» Exercise data
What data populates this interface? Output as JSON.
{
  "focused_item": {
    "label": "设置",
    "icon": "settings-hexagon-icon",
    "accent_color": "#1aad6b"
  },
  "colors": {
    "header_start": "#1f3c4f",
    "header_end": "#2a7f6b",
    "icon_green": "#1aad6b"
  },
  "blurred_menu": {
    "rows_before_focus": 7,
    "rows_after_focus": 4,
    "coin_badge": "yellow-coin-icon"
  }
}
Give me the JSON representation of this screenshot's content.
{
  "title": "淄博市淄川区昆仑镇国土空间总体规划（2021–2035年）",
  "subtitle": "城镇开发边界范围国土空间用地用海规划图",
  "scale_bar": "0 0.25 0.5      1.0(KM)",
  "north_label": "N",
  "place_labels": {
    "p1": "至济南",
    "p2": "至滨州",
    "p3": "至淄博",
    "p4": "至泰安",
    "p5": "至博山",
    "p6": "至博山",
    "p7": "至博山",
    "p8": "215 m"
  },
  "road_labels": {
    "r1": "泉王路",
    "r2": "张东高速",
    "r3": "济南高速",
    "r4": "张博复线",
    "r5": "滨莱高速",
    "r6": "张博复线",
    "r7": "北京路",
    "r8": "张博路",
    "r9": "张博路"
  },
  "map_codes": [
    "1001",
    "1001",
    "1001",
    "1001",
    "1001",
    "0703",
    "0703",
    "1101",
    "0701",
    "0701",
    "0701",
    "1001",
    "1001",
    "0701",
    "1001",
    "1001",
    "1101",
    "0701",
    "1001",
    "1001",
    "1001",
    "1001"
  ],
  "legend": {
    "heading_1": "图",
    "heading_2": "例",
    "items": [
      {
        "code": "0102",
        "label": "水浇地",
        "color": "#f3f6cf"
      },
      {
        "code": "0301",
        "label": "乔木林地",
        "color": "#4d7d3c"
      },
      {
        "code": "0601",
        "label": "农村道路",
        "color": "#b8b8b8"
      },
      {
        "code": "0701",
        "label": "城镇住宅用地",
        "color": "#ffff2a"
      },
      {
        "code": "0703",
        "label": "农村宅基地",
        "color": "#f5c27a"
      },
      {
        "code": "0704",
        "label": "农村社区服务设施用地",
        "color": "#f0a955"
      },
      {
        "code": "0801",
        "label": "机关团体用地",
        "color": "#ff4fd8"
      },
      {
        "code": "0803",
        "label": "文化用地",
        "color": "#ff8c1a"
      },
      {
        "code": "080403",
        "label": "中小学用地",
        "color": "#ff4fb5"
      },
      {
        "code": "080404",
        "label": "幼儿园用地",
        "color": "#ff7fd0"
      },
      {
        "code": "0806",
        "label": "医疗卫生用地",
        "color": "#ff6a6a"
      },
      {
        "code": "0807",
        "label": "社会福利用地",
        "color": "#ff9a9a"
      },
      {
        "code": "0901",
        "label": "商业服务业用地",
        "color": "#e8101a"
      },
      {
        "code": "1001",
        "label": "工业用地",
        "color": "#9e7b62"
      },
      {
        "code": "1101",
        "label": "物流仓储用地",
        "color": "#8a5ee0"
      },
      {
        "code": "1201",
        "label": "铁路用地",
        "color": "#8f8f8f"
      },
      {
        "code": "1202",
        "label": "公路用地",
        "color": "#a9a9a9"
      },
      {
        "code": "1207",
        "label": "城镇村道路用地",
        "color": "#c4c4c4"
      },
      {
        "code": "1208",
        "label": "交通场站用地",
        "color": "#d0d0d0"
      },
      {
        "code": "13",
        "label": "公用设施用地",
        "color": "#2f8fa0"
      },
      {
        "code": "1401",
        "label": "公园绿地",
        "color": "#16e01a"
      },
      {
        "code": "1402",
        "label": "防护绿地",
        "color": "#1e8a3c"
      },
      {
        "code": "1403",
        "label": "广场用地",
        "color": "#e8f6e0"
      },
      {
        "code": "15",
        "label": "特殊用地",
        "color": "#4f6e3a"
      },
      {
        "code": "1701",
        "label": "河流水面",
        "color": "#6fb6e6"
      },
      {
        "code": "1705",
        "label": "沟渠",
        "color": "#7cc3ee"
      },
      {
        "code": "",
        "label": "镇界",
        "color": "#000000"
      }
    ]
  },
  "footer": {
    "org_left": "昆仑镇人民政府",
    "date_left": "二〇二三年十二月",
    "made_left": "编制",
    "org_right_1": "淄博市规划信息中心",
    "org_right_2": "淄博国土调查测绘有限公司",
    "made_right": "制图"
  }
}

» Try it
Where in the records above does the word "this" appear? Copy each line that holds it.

» Solved problem
What data populates this interface? Output as JSON.
Give me the JSON representation of this screenshot's content.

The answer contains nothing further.